Task item: The reply must consist of one number: how many lines of the data include the word "color".

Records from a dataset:
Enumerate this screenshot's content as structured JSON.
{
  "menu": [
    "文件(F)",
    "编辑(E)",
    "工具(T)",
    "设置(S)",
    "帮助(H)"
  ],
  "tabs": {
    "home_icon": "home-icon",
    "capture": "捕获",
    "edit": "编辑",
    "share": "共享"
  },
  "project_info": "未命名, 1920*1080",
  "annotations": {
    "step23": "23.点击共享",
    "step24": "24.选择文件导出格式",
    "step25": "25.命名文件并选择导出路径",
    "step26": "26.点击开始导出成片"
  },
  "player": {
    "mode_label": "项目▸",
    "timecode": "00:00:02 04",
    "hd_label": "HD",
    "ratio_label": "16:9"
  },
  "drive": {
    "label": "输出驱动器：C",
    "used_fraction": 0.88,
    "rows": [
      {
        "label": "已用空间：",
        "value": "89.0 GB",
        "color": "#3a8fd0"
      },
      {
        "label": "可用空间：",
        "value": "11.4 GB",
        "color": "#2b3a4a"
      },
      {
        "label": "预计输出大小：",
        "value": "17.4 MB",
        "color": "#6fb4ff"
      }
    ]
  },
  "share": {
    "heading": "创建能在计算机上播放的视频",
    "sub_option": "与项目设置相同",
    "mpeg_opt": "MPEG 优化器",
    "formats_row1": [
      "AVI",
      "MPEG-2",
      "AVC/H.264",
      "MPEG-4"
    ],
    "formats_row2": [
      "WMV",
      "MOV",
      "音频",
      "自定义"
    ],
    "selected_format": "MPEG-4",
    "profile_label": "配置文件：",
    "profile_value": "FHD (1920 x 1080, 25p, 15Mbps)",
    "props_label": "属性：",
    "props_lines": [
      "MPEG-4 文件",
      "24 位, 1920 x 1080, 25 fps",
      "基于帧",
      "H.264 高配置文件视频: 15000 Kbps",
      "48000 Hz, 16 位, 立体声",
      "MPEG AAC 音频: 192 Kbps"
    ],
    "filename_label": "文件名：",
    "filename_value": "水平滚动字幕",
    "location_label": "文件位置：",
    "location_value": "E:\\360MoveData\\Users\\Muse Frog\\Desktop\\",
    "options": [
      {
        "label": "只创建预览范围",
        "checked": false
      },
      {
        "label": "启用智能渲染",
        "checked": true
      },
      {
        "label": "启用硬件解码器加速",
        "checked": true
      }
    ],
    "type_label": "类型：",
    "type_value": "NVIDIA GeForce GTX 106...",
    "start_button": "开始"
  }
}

Written solution: 3